● How to complete this task
Where does the string "接客サービス" appear in the records? Copy each line that holds it.

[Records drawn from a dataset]
=== Section Start ===

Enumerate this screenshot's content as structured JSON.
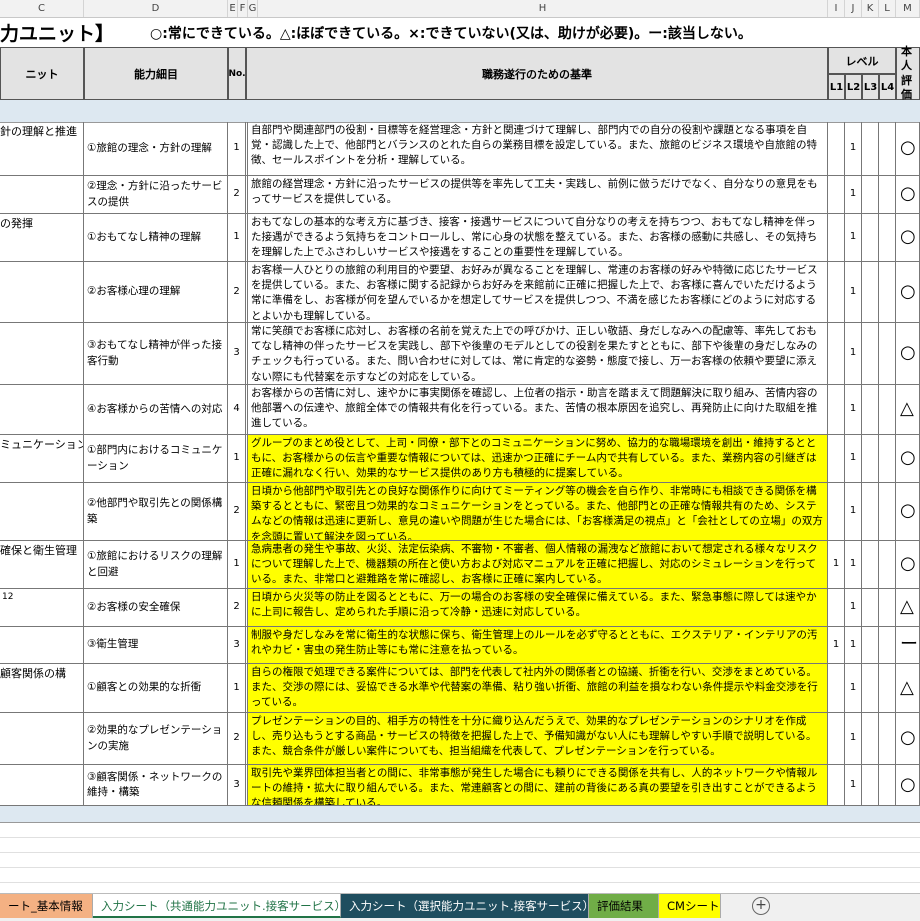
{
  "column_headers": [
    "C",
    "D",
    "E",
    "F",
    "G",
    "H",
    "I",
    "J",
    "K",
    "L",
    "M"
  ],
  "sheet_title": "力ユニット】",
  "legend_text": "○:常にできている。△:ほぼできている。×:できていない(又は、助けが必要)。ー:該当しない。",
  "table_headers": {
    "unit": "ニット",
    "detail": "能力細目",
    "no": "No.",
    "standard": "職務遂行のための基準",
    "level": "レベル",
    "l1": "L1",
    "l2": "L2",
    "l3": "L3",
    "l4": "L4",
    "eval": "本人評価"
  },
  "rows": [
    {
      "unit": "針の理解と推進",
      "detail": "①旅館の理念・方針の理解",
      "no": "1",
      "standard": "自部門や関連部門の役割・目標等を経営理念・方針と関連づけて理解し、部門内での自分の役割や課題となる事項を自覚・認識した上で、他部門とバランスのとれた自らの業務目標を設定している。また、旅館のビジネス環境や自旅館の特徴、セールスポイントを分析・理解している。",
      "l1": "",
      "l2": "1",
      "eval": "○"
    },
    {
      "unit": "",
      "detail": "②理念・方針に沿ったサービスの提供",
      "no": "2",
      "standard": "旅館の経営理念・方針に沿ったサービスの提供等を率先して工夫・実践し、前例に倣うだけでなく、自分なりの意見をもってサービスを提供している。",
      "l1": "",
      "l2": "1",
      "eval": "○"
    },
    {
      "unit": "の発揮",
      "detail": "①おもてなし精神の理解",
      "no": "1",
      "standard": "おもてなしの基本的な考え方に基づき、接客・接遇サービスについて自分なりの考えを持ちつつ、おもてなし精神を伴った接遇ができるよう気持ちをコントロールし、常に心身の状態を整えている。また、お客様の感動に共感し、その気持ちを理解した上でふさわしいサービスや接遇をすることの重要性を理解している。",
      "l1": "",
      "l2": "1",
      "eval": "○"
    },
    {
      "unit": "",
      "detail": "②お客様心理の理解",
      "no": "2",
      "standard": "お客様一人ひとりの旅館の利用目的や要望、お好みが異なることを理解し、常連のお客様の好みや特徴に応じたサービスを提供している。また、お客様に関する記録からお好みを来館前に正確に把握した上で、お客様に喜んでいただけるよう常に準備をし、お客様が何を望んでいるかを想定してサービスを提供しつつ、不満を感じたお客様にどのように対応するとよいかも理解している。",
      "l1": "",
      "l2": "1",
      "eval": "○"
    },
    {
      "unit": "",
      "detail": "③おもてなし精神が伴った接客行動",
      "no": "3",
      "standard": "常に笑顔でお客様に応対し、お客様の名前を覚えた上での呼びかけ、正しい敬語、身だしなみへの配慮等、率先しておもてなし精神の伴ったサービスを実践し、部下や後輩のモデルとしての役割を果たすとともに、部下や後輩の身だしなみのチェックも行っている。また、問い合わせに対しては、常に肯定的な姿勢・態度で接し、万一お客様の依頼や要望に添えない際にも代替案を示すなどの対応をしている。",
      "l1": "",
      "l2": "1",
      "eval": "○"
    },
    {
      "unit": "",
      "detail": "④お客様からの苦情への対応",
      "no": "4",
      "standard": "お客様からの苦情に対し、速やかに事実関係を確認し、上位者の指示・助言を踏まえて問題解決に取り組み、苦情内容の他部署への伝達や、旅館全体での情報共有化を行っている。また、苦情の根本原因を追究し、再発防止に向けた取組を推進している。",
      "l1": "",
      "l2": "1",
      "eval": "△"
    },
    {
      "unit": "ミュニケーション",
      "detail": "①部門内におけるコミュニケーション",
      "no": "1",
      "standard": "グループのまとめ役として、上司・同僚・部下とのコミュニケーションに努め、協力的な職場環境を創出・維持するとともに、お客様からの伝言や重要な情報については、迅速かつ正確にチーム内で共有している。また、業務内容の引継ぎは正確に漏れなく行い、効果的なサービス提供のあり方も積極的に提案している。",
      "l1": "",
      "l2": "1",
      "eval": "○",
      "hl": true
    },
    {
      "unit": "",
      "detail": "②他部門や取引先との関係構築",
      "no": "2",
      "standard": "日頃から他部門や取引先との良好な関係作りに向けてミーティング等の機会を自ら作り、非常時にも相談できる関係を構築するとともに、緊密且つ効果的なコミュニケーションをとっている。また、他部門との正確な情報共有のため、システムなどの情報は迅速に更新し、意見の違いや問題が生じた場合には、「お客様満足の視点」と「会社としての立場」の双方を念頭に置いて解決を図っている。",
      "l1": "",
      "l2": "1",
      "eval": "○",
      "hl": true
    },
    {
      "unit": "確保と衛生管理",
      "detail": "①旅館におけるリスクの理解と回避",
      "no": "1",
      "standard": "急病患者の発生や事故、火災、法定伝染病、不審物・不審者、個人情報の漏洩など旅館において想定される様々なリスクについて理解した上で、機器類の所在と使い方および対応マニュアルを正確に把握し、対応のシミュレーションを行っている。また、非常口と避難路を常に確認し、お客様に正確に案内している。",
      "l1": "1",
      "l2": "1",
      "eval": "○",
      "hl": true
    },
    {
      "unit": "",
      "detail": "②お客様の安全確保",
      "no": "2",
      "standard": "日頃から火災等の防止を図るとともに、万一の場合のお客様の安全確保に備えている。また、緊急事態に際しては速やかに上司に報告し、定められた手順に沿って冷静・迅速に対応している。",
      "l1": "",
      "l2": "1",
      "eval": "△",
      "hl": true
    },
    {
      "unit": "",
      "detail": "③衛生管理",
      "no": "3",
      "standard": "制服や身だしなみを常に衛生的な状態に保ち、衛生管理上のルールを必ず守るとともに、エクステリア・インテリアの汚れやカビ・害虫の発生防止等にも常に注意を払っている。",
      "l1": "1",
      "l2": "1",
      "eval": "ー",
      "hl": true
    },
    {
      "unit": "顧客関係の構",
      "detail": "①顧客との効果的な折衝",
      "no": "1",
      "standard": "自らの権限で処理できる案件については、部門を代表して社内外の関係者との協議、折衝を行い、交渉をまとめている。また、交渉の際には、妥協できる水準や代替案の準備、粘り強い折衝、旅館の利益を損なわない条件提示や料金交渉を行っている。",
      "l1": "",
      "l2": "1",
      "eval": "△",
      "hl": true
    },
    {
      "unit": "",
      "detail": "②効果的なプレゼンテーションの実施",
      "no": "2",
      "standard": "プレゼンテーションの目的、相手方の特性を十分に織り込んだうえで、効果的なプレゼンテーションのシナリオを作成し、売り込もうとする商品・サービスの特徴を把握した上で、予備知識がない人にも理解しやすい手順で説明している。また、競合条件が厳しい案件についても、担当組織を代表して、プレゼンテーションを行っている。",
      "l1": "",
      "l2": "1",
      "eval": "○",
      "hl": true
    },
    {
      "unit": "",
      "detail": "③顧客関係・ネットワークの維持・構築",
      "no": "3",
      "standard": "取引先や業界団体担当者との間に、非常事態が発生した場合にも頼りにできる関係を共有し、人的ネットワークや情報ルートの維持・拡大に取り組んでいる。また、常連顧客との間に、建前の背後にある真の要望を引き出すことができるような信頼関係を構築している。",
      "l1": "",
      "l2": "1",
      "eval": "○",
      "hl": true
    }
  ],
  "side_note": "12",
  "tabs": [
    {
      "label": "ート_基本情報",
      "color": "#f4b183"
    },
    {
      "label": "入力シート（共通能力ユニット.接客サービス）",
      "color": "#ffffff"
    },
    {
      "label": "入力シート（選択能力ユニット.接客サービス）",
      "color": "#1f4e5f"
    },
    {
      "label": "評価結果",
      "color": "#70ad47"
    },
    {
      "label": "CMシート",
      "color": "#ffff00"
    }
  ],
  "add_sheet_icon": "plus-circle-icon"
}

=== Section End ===
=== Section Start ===

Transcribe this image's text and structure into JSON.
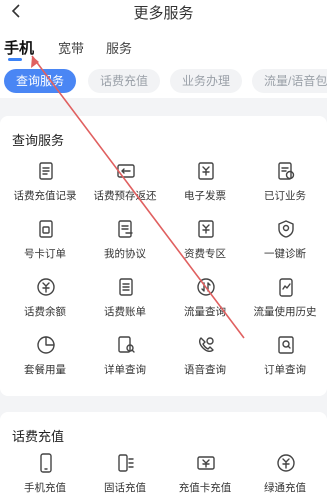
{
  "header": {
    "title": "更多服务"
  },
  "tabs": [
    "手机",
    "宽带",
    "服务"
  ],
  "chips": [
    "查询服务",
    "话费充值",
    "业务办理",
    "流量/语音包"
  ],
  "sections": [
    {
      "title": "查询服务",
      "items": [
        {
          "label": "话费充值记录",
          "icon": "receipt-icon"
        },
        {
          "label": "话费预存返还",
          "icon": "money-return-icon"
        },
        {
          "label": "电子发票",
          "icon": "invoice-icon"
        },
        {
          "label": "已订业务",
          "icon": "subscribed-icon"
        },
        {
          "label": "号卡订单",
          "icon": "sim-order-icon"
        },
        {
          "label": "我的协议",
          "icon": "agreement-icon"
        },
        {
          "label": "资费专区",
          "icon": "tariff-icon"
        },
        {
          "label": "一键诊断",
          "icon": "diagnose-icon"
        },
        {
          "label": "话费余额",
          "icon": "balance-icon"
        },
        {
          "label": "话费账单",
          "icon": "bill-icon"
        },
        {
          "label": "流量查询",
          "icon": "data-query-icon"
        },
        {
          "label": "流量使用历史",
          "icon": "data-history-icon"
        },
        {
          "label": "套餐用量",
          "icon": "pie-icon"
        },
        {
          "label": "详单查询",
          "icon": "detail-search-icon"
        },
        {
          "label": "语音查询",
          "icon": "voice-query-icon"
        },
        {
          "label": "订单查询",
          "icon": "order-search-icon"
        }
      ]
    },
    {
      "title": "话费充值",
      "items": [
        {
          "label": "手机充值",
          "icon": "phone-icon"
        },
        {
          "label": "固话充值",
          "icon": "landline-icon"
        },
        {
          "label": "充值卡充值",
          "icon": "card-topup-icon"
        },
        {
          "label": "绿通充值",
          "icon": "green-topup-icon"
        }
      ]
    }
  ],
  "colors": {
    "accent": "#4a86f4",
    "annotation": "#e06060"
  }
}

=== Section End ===
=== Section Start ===

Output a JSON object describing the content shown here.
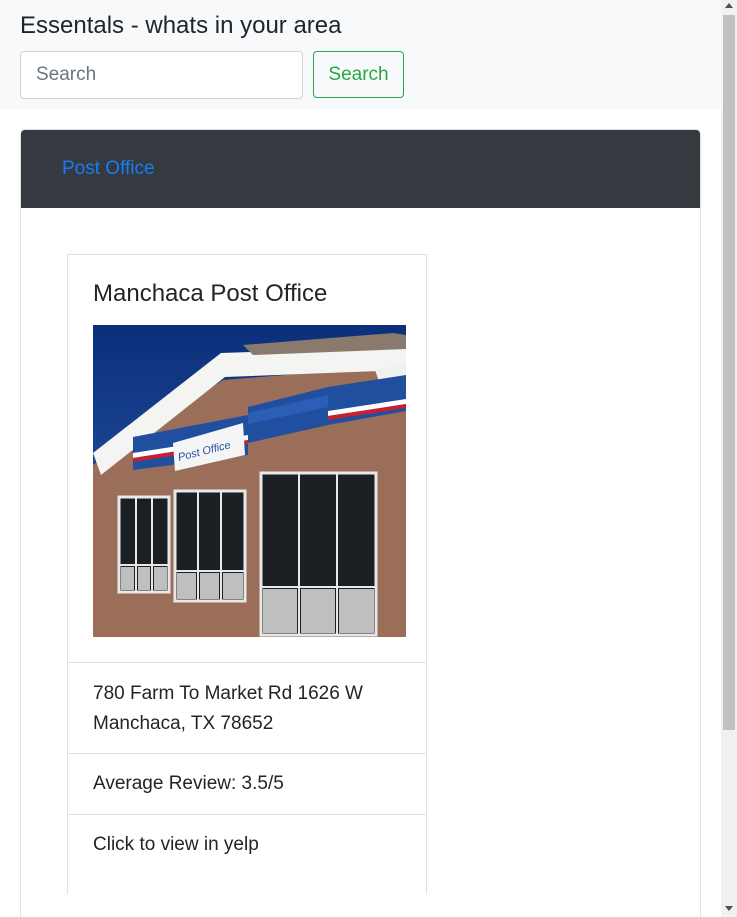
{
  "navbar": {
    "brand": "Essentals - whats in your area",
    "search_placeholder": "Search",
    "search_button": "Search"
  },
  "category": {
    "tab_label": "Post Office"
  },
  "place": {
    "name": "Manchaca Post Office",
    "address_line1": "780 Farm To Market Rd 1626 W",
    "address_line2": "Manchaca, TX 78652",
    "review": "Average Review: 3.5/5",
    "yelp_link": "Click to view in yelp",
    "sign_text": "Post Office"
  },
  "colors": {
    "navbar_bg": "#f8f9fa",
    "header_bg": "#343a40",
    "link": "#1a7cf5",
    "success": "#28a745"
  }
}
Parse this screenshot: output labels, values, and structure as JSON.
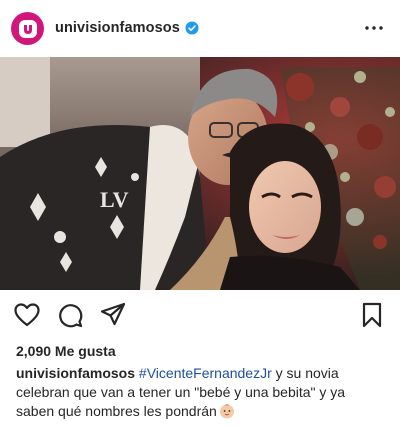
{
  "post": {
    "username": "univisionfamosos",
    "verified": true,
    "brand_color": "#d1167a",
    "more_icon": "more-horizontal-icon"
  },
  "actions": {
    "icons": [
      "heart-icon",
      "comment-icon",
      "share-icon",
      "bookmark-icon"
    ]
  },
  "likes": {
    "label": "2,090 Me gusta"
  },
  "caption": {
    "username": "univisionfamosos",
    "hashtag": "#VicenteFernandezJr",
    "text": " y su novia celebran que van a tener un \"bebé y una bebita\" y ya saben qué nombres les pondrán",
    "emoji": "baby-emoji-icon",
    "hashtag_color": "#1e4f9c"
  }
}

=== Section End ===

● Result
      "label": "入力シート（共通能力ユニット.接客サービス）",
      "label": "入力シート（選択能力ユニット.接客サービス）",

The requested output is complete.